“The Church remains committed to advocating for the dignity of pre-born and born human beings, accompanying moms in need, and advocating for social supports that empower women and families as part of a consistent ethic of life,” Mingus said.
Such social supports are key components of Senate Bill 2, which would establish the Hoosier Families First Fund and provide $45 million from the state general fund to assist pregnant women, postpartum mothers and families in need. The measure, authored by Sen. Ryan Mishler (R-Bremen) and Sen. Travis Holdman (R-Markle), also increases the maximum Adoption Tax Credit from $1,000 to $10,000.
ICC has long advocated for a comprehensive approach to upholding the dignity of life – from protecting the unborn to opposing the death penalty to providing adequate support for mothers, children and families. In recent years, for example, the ICC has supported legislative efforts to expand reasonable accommodations for pregnant women in the workplace and increase monthly payments in the Temporary Assistance to Needy Families (TANF) program, which has not seen a meaningful update in more than three decades.
Espada expressed gratitude for Indiana’s efforts to promote a culture of life and pointed to the key role that the Church has played and will continue to play in this effort, particularly in light of the Dobbs ruling.
“In keeping with its long history and experience assisting pregnant women, mothers and families, the Church will continue to support mothers and families through a multitude of ministries,” Espada said. “This includes Women’s Care Centers, Safe Haven Baby Boxes, Project Rachel for those who have undergone an abortion, and the countless services provided through Catholic Charities and parish-based ministries. Through education and our witness to service, we will continue to work to change hearts and minds to recognize the dignity and rights of the pre-born child.”

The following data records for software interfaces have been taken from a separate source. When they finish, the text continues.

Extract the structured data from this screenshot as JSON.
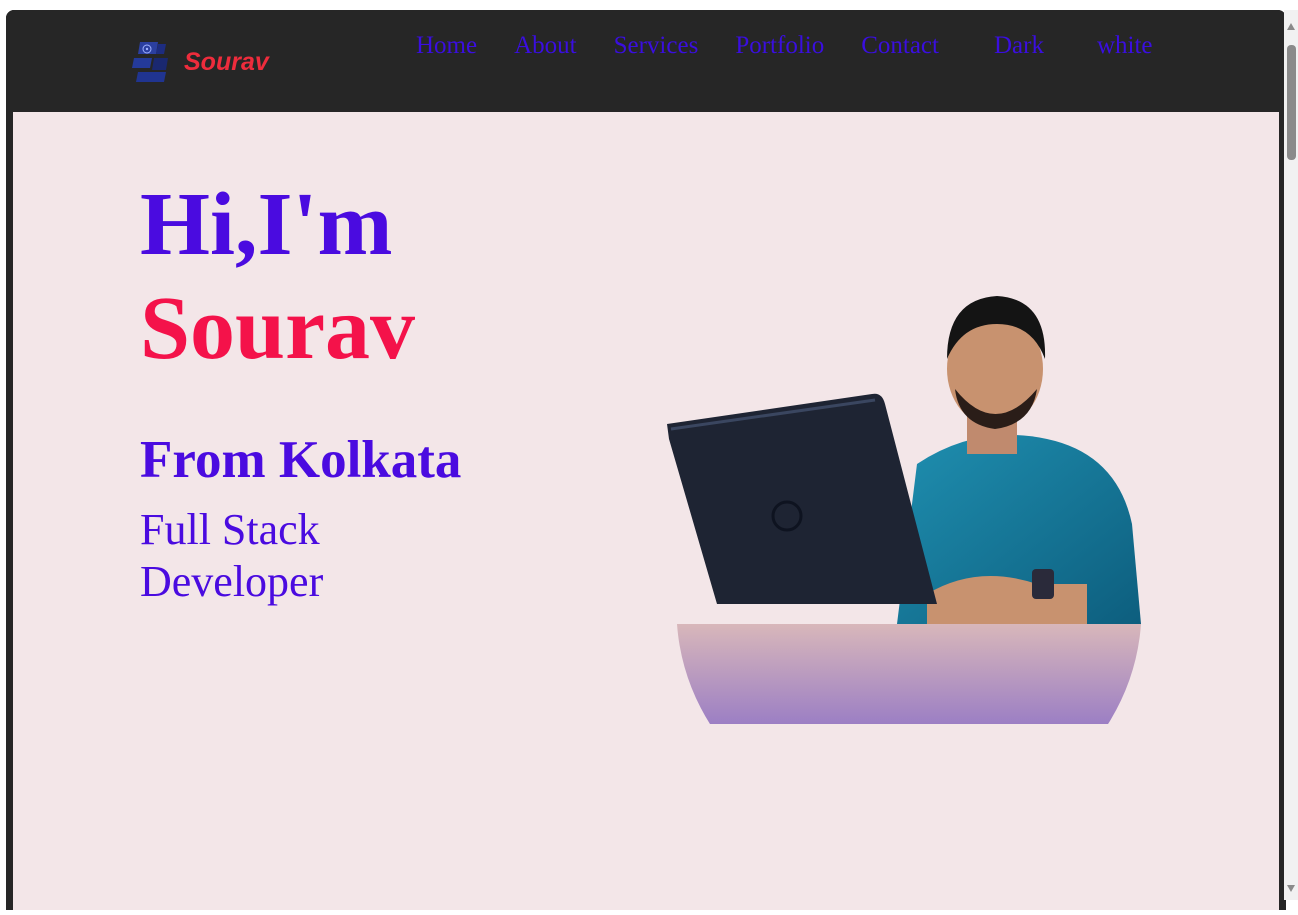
{
  "navbar": {
    "brand": "Sourav",
    "links": [
      {
        "label": "Home"
      },
      {
        "label": "About"
      },
      {
        "label": "Services"
      },
      {
        "label": "Portfolio"
      },
      {
        "label": "Contact"
      }
    ],
    "theme_dark_label": "Dark",
    "theme_light_label": "white",
    "brand_color": "#ee2c3c",
    "link_color": "#3a0ee0",
    "background": "#262626"
  },
  "hero": {
    "greeting": "Hi,I'm",
    "name": "Sourav",
    "location": "From Kolkata",
    "role": "Full Stack Developer",
    "photo_icon": "profile-photo",
    "primary_color": "#4a0be0",
    "accent_color": "#f4124a",
    "background": "#f3e6e8"
  }
}
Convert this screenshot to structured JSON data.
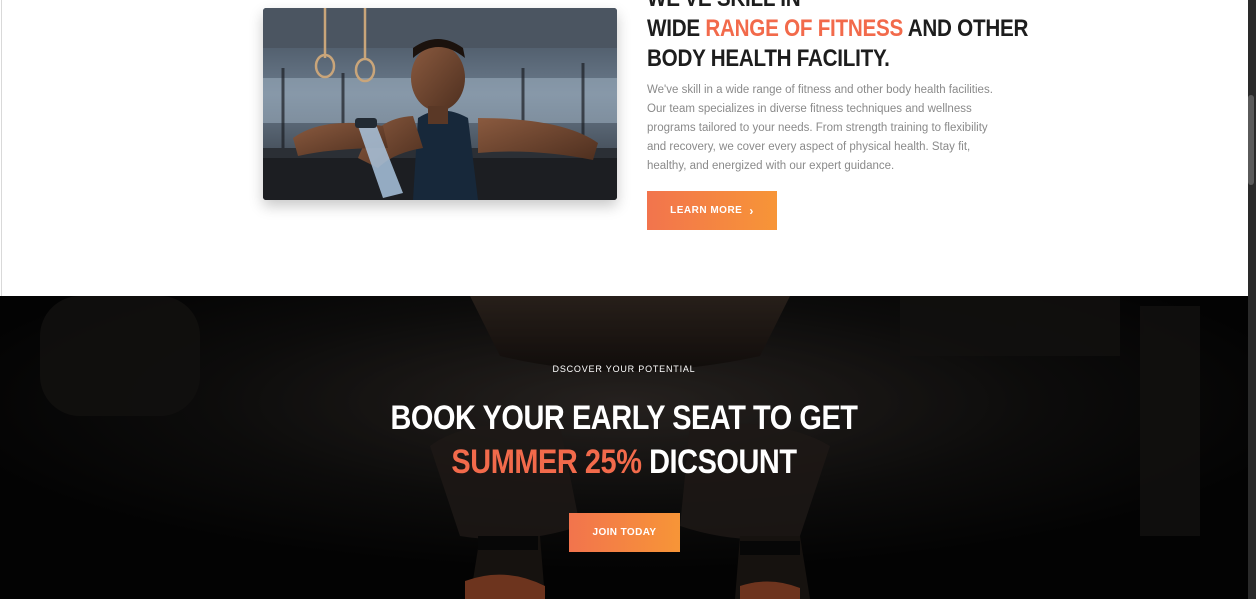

The ICC encourages people to pray that women who believe themselves unable to care for their infants will allow their children to be born, and, if need be, will either make an adoption plan for their child or place their child in a safe haven.
At this critical moment for Indiana, the ICC also calls on the Catholic faithful to reach out to their elected representatives. Those wishing to contact their legislators asking them to protect the life of the unborn and promote services that help women and children can go to indianacc.org/action-alerts and select “Encourage Legislators to Support Unborn Life in Special Session.”
For more information and ways to get involved with the ICC and its mission, visit www.indianacc.org.